Panic attacks are acute episodes of sudden and intense fear. They usually peak within 10 minutes and can include a pounding heart, sweating, nausea, shortness of breath, feeling dizzy, chest pain, and trembling.  Having an isolated attack is not typically something to worry about but if you are experiencing regular panic attacks that are interfering with your daily life it is important to discuss them with your healthcare team.

Post-traumatic stress disorder (PTSD) is a disorder commonly associated with soldiers and war but there are many life-altering traumatic events that can bring on PTSD symptoms including a cancer diagnosis. Symptoms of PTSD can include flashbacks or intrusive thoughts and memories, feeling numb and detached, or experiencing sudden fits of anger.

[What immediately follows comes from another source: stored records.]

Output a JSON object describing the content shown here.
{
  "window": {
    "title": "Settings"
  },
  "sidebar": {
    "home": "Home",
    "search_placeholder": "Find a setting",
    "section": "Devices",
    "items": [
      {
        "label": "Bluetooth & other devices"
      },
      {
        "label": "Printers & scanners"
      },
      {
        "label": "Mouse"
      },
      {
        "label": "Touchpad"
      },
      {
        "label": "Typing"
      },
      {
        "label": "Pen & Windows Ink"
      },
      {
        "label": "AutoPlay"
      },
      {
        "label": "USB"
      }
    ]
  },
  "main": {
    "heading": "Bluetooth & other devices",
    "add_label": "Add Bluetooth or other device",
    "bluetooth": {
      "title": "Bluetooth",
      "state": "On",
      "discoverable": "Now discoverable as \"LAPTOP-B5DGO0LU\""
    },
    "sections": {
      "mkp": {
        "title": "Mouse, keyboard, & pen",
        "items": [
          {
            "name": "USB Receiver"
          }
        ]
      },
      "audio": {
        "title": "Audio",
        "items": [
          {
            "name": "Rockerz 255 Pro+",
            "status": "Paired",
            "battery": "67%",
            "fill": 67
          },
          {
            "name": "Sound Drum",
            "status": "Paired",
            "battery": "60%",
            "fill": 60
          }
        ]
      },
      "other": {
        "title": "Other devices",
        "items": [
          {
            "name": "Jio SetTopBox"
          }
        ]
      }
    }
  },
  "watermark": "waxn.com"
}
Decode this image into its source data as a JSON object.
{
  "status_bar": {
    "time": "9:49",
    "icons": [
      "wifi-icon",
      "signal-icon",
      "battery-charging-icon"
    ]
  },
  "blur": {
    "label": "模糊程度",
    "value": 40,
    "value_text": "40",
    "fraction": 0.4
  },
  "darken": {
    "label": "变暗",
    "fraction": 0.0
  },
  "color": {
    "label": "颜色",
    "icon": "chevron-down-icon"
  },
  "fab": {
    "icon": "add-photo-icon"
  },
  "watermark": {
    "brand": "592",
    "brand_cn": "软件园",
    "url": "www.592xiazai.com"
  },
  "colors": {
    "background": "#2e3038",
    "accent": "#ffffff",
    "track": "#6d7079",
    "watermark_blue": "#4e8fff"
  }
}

While some sadness or anxiety is normal when you have breast cancer, it is important to get help immediately if you are experiencing severe depression or thoughts of suicide. If this is the case for you, ask your oncology team to refer you to the psychosocial oncology department or patient and family support service at your cancer centre.  Here trained professionals are skilled at assisting people to receive the help they are seeking.

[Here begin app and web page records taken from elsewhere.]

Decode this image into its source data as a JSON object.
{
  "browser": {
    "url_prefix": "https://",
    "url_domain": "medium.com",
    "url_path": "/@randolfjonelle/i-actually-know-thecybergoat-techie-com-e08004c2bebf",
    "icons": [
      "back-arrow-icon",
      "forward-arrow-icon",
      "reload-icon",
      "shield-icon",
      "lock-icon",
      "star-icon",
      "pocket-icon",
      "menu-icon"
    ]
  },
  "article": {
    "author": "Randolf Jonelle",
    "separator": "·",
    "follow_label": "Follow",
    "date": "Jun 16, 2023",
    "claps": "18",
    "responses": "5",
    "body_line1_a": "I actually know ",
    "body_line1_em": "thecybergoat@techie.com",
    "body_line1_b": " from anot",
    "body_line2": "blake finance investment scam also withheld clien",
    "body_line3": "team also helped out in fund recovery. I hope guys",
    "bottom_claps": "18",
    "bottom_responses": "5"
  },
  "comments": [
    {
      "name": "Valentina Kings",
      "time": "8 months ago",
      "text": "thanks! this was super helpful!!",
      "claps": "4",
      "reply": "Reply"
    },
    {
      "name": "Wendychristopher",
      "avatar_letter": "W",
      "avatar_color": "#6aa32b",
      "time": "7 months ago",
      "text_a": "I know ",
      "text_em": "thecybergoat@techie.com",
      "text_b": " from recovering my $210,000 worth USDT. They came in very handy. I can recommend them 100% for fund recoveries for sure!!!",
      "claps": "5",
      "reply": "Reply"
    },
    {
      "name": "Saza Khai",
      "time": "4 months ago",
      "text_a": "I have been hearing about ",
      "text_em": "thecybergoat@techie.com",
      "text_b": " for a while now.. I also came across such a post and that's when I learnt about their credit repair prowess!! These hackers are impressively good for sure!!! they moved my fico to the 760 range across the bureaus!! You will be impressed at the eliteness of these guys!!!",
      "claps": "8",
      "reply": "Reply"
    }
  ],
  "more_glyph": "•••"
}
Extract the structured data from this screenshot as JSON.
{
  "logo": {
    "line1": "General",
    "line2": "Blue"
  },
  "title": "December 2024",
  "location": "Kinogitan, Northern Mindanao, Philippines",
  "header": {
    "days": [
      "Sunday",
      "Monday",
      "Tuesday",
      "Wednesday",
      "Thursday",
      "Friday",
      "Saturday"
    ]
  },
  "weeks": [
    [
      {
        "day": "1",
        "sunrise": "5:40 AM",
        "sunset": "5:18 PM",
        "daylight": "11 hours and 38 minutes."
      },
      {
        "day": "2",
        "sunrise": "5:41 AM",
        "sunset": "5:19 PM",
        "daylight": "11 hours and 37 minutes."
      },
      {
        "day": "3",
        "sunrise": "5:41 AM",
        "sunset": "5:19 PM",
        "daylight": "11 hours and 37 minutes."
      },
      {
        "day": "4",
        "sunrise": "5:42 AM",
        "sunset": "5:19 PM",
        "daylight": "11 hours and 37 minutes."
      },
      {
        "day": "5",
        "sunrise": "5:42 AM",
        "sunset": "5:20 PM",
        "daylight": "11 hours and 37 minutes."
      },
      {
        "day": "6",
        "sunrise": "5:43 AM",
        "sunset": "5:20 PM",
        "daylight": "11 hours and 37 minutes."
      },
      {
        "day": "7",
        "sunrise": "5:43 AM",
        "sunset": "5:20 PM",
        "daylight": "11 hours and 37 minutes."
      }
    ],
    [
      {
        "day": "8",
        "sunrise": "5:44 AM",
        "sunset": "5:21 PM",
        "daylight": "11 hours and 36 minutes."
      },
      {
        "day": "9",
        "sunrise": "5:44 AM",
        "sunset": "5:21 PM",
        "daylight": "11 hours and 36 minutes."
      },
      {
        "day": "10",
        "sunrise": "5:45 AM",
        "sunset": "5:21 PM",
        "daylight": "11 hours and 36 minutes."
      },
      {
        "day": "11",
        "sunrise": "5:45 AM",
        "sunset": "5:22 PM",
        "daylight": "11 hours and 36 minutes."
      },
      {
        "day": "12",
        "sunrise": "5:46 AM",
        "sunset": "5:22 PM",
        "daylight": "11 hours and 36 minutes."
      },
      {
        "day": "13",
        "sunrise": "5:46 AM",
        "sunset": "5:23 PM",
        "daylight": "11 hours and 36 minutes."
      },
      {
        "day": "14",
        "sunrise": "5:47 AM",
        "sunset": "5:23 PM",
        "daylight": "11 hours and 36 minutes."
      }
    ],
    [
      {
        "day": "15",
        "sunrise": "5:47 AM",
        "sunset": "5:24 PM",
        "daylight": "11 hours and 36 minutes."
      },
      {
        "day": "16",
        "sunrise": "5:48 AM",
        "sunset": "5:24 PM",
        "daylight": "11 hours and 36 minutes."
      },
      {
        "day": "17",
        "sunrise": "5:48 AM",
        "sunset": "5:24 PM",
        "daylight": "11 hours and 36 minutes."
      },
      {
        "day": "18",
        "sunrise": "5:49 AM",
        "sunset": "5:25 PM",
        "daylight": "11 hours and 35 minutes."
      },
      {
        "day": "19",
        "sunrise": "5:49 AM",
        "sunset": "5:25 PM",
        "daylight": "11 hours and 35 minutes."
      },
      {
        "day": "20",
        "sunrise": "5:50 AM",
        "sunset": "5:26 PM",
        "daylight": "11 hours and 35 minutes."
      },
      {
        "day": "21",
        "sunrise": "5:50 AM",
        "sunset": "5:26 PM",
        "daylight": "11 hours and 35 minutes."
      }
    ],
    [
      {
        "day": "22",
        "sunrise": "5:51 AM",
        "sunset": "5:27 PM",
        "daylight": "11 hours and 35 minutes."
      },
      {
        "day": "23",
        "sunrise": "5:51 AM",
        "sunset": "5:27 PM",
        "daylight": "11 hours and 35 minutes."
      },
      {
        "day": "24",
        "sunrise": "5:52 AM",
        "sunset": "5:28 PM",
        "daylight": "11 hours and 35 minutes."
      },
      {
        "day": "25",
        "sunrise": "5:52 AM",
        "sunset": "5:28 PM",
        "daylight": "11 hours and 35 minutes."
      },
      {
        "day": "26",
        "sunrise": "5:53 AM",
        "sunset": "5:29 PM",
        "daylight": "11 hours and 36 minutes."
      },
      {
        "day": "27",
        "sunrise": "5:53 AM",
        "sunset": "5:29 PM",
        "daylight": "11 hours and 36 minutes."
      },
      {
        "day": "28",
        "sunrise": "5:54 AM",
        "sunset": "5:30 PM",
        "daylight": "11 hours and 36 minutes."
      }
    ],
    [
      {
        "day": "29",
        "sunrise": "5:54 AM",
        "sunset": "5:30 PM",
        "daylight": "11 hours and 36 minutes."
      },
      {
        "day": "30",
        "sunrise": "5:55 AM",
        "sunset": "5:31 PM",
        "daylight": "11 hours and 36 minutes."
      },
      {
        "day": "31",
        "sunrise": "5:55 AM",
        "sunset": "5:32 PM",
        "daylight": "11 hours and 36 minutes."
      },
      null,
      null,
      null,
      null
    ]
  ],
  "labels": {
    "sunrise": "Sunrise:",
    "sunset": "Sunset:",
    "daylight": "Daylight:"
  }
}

There are medications your doctor can prescribe that are designed to help mood disturbances caused by chemical imbalances in the brain. But there are many things you can do on your own to help alleviate your sadness, fear and anxiety.

Getting support from your family, friends or from fellow breast cancer patients and survivors not only allows you to talk about your feelings but it can show you that others are feeling the same way. Talking to support groups can help you find hope and new ways of coping with your feelings. Alternatively, keeping a journal can help you track your moods and give you the ability to release thoughts and feelings you are not comfortable sharing with others.

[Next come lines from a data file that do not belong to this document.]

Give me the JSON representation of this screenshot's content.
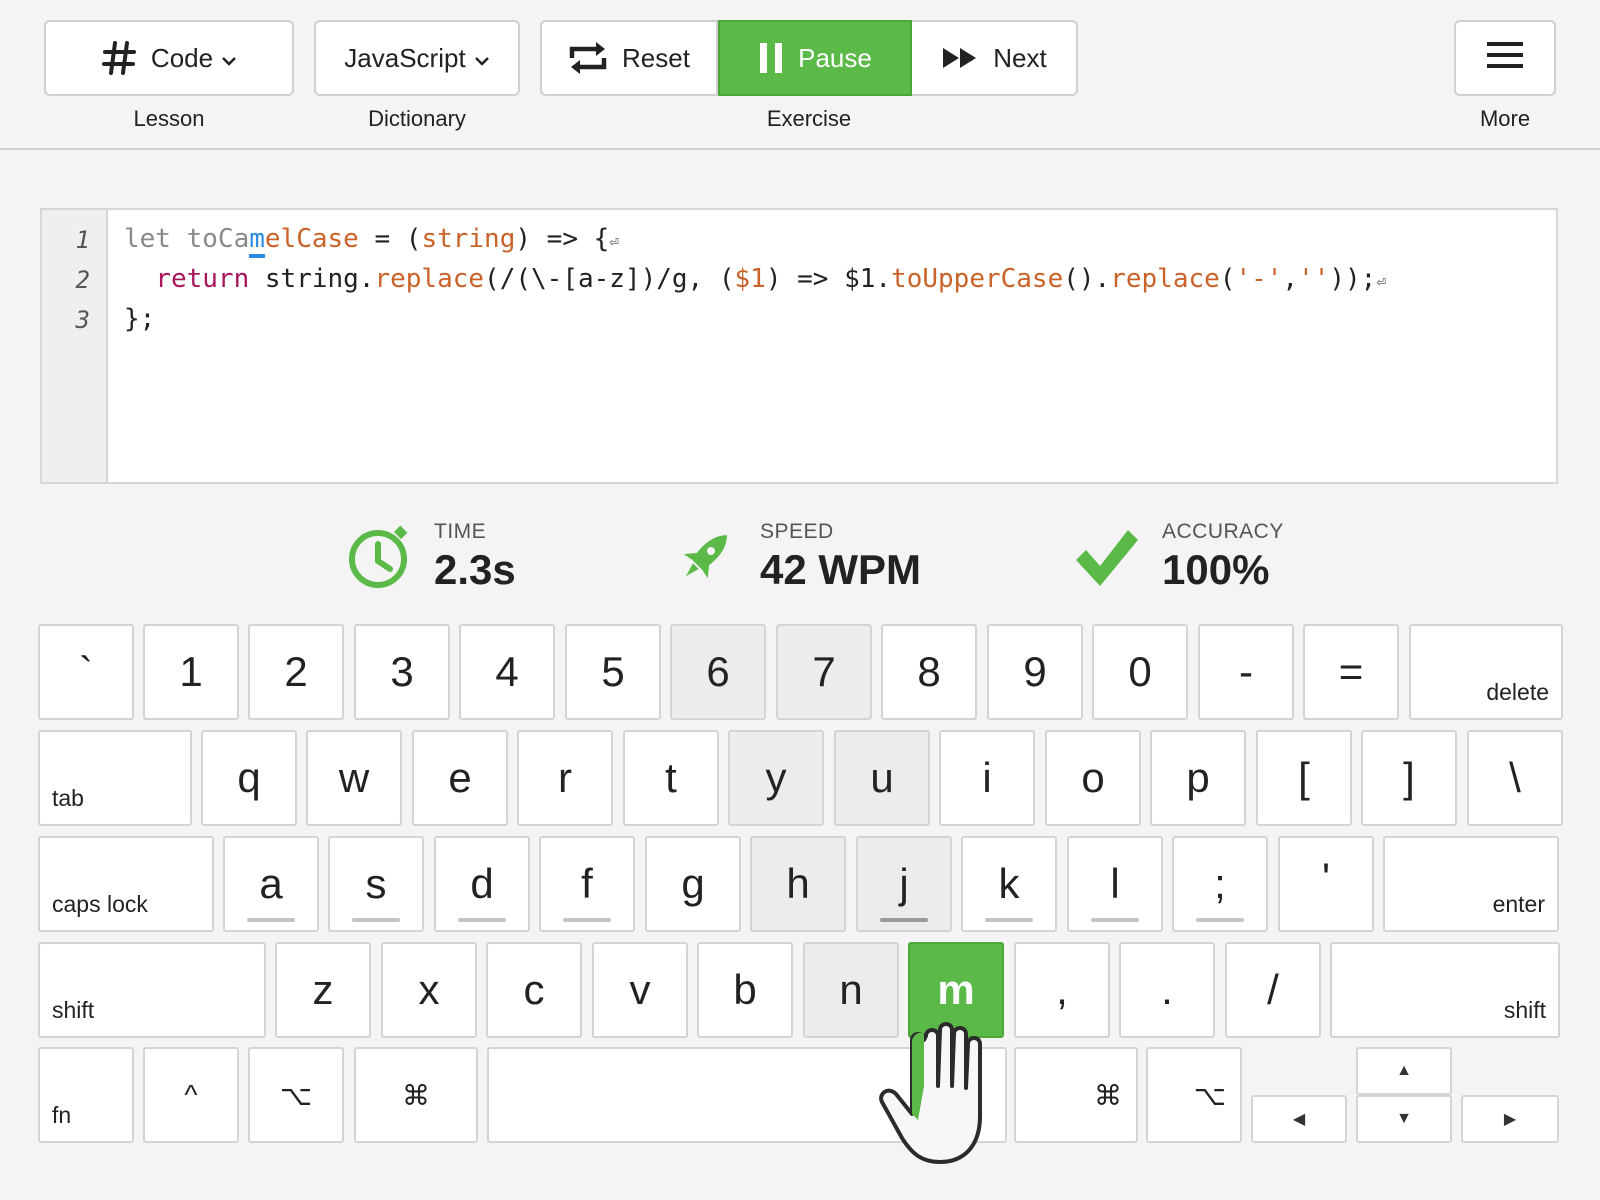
{
  "toolbar": {
    "lesson": {
      "button_label": "Code",
      "caption": "Lesson"
    },
    "dictionary": {
      "button_label": "JavaScript",
      "caption": "Dictionary"
    },
    "exercise": {
      "reset_label": "Reset",
      "pause_label": "Pause",
      "next_label": "Next",
      "caption": "Exercise"
    },
    "more": {
      "caption": "More"
    }
  },
  "editor": {
    "line_numbers": [
      "1",
      "2",
      "3"
    ],
    "line1": {
      "typed": "let toCa",
      "cursor": "m",
      "rest_a": "elCase",
      "rest_b": " = ",
      "rest_c": "(",
      "rest_d": "string",
      "rest_e": ") => {"
    },
    "line2": {
      "indent": "  ",
      "kw": "return",
      "b": " string.",
      "fn1": "replace",
      "c": "(/(\\-[a-z])/g, (",
      "p1": "$1",
      "d": ") => $1.",
      "fn2": "toUpperCase",
      "e": "().",
      "fn3": "replace",
      "f": "(",
      "s1": "'-'",
      "g": ",",
      "s2": "''",
      "h": "));"
    },
    "line3": "};",
    "newline_glyph": "⏎"
  },
  "stats": {
    "time": {
      "label": "TIME",
      "value": "2.3s"
    },
    "speed": {
      "label": "SPEED",
      "value": "42 WPM"
    },
    "accuracy": {
      "label": "ACCURACY",
      "value": "100%"
    }
  },
  "keyboard": {
    "row1": [
      "`",
      "1",
      "2",
      "3",
      "4",
      "5",
      "6",
      "7",
      "8",
      "9",
      "0",
      "-",
      "=",
      "delete"
    ],
    "row2": [
      "tab",
      "q",
      "w",
      "e",
      "r",
      "t",
      "y",
      "u",
      "i",
      "o",
      "p",
      "[",
      "]",
      "\\"
    ],
    "row3": [
      "caps lock",
      "a",
      "s",
      "d",
      "f",
      "g",
      "h",
      "j",
      "k",
      "l",
      ";",
      "'",
      "enter"
    ],
    "row4": [
      "shift",
      "z",
      "x",
      "c",
      "v",
      "b",
      "n",
      "m",
      ",",
      ".",
      "/",
      "shift"
    ],
    "row5": [
      "fn",
      "^",
      "⌥",
      "⌘",
      "",
      "⌘",
      "⌥",
      "▲",
      "◀",
      "▼",
      "▶"
    ],
    "active_key": "m",
    "highlighted_keys": [
      "6",
      "7",
      "y",
      "u",
      "h",
      "j",
      "n"
    ]
  },
  "colors": {
    "accent_green": "#5bb947",
    "cursor_blue": "#2b8be0",
    "keyword": "#a8175c",
    "function": "#c9632a"
  },
  "icons": [
    "hash-icon",
    "chevron-down-icon",
    "repeat-icon",
    "pause-icon",
    "fast-forward-icon",
    "hamburger-icon",
    "clock-icon",
    "rocket-icon",
    "checkmark-icon",
    "hand-pointer-icon"
  ]
}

There are many relaxation exercises that can help improve your mood and reduce your feelings of anxiety and stress. A few common ways people cope with their anxiety and depression are:

  • Yoga
  • Meditation
  • Massage
  • Qigong
  • Music or Art Therapy

You can find out more about these and other forms of relaxation therapies in our Complementary Therapies section.

Small changes to your lifestyle may also help to relieve symptoms of depression or anxiety. Eating well-balanced meals can help boost your energy and improve your mood. Alcohol and caffeine may trigger panic attacks or other episodes of anxiety so try to stick to water or juice. Daily exercise or physical activities like walking or mild aerobics can release endorphins. You may not feel up to exercising right away but the more you do it, the better you will feel. Plus, exercise can help you get a better night’s sleep and improve symptoms of fatigue during the day. Talk to your doctor first about what types of exercises are safe if you’ve had surgery or are still in treatment.

Finally, trying to tackle your other cancer related symptoms may help improve your mood or anxiety. If you’re feeling anxious or helpless because you can’t sleep or are sleeping too much, talk to your doctor about ways to improve your sleep patterns. If you are feeling pain, mouth sores, lymphedema, or neuropathy there are things you can do to help alleviate these symptoms. Talk to your doctor, visit online discussion groups and read blogs like ours to find ways to manage these symptoms. We’re doing a whole series on managing the side effects of cancer so check in on our blog often to find new ways to cope.

Finding ways of improving your quality of life may not always be easy but it’s worth it.

Related posts

  • Jan 22, 2018, 12:00 AM

    My journey began on New Year’s Eve 2015, when I noticed a red mark on my right breast.  It wasn’t long before my stomach dropped and I felt my face flush while my throat did that swallowing action reserved for moments just like this.

  • Jan 18, 2018, 12:00 AM

    Wendie Hayes of Stoney Creek Mountain, Ontario was diagnosed in 2011 with triple negative metaplastic phyllodes breast cancer at the age of 55 after she discovered a lump in her left breast.  Her cancer is a rare type, affecting less than one percent of breast cancer patients, so it took some time to get the right diagnosis.